Finally, I visit Wythenshawe Hospital, where I attend the Surgery School – part of the ERAS+ Programme that the Health Foundation are funding to scale up in Greater Manchester. This initiative supports patients preparing for surgery to improve their activity levels, muscle strength, chest strength, oral health and nutrition before surgery, aiming to enhance recovery after surgery. A surgical operation can act as a powerful moment in patient’s lives where new habits can be formed, and the partnership with Greater Manchester Cancer allows innovative integration of the clinical programme with GM Active, a network of gyms in the Greater Manchester area. This new innovation, Prehab4Cancer, provides tailored support for people with cancer as they prepare for surgery. Scale up is taking place throughout Greater Manchester, and evaluation is underway.
Other than powerful memories, and relationships new and renewed, what did I take from the visit overall? The themes that struck me were the recognition from improvement practitioners of the case for increased focus on prevention and the wider determinants of health, the importance of better integrated data and information that clinical teams and organisations can use, and the need to develop more programmes that help us learn how to do improvement work effectively across boundaries. Methods such as the Flow Coaching Academy and Q Lab lend themselves well to this ‘meso-level’ improvement work, bringing together multiple different perspectives on a problem.
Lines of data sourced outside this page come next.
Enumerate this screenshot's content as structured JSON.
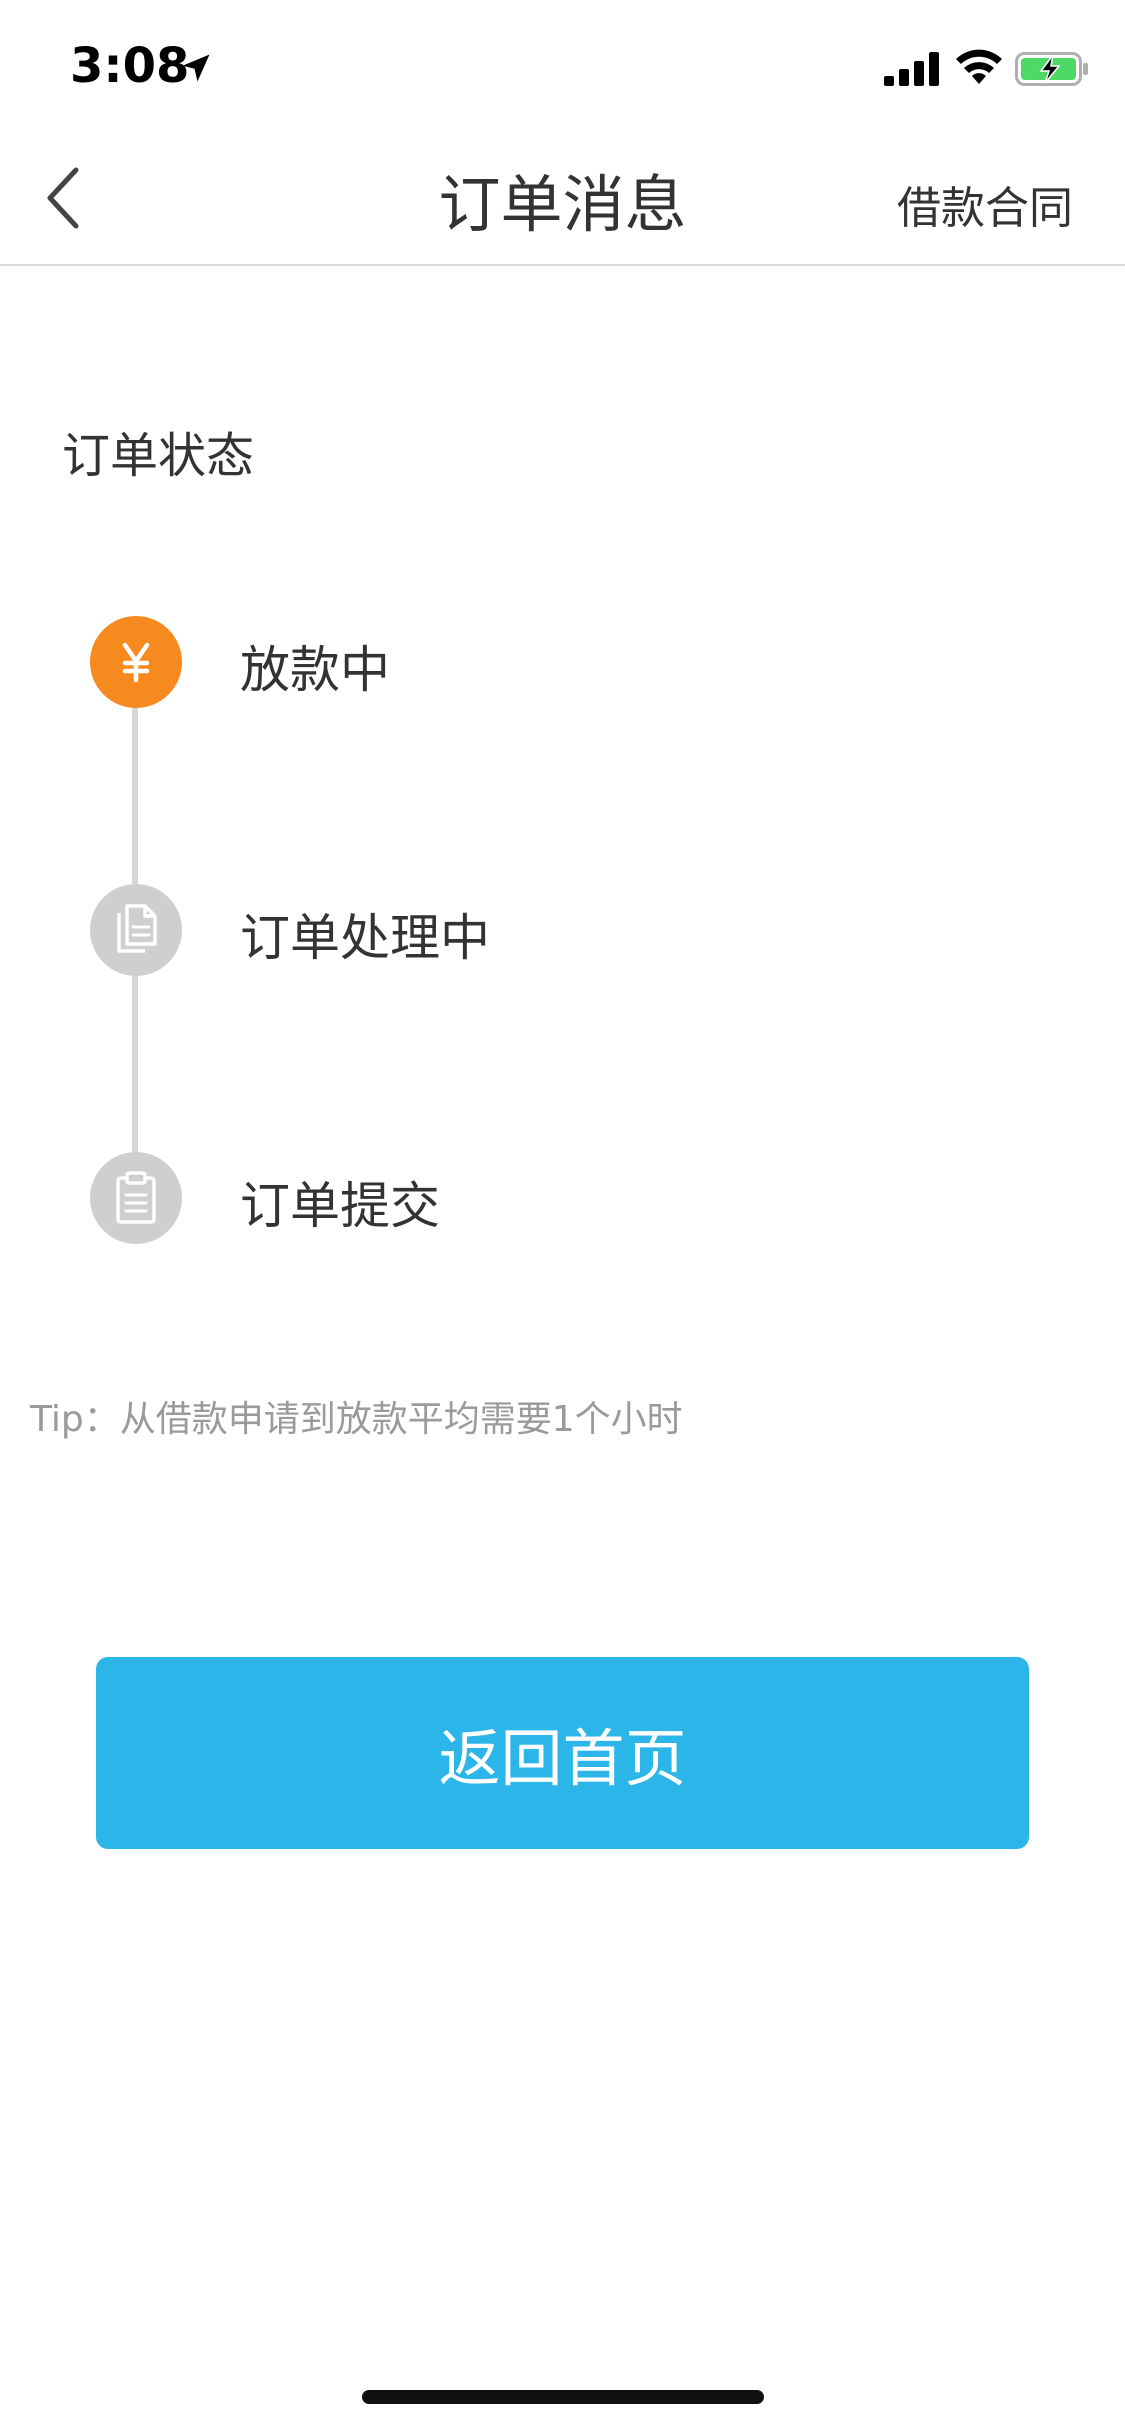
{
  "status_bar": {
    "time": "3:08",
    "icons": [
      "location-arrow-icon",
      "signal-icon",
      "wifi-icon",
      "battery-charging-icon"
    ],
    "battery_color": "#4cd964"
  },
  "nav": {
    "back_icon": "chevron-left-icon",
    "title": "订单消息",
    "right_action": "借款合同"
  },
  "order_status": {
    "section_title": "订单状态",
    "steps": [
      {
        "label": "放款中",
        "icon": "yen-icon",
        "state": "active",
        "color": "#f78a1e"
      },
      {
        "label": "订单处理中",
        "icon": "document-copy-icon",
        "state": "inactive",
        "color": "#cfcfcf"
      },
      {
        "label": "订单提交",
        "icon": "clipboard-icon",
        "state": "inactive",
        "color": "#cfcfcf"
      }
    ]
  },
  "tip": "Tip：从借款申请到放款平均需要1个小时",
  "home_button": {
    "label": "返回首页",
    "color": "#2bb5e8"
  }
}
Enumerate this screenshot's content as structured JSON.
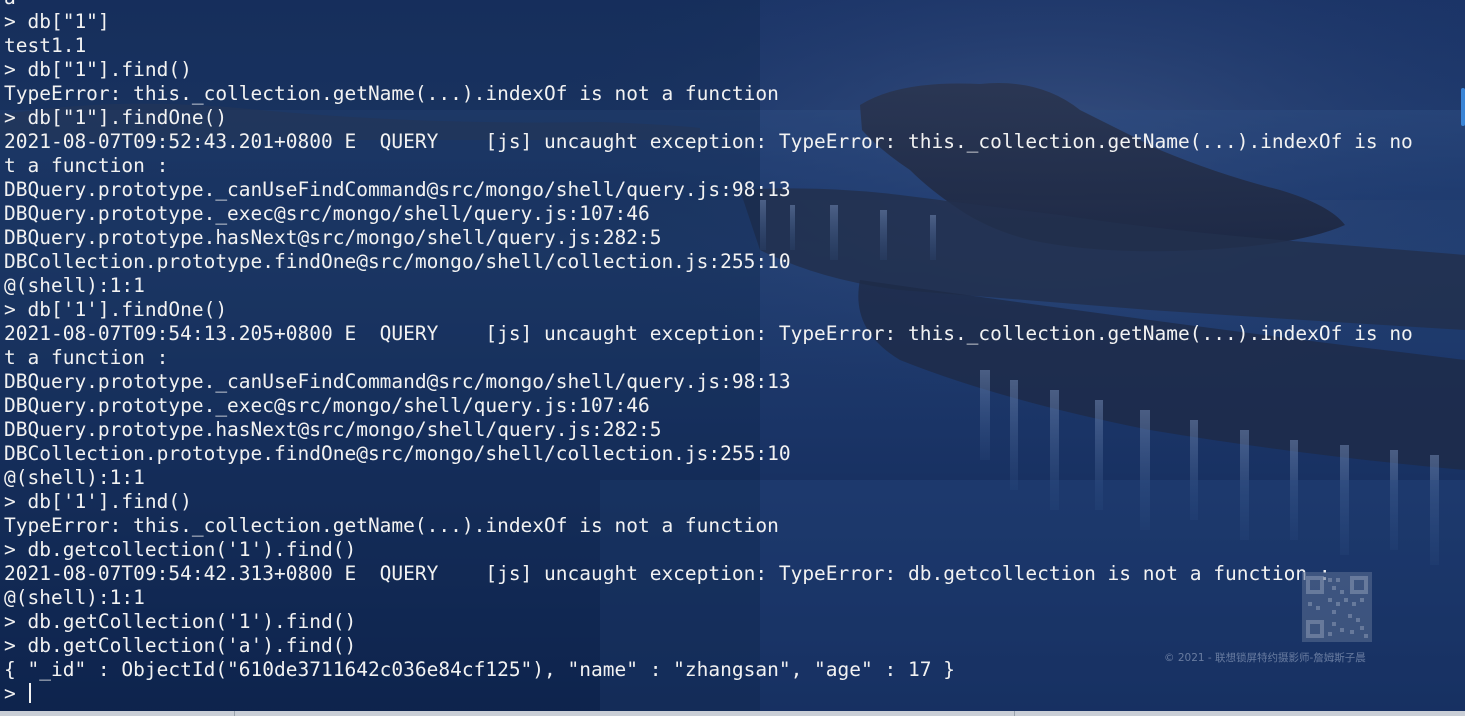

I travel home with renewed respect for those undertaking the hard work of delivery and change, and a refreshed sense of the importance of providing the conditions and resources which enable front-line teams to make the changes they know can improve people’s health and care.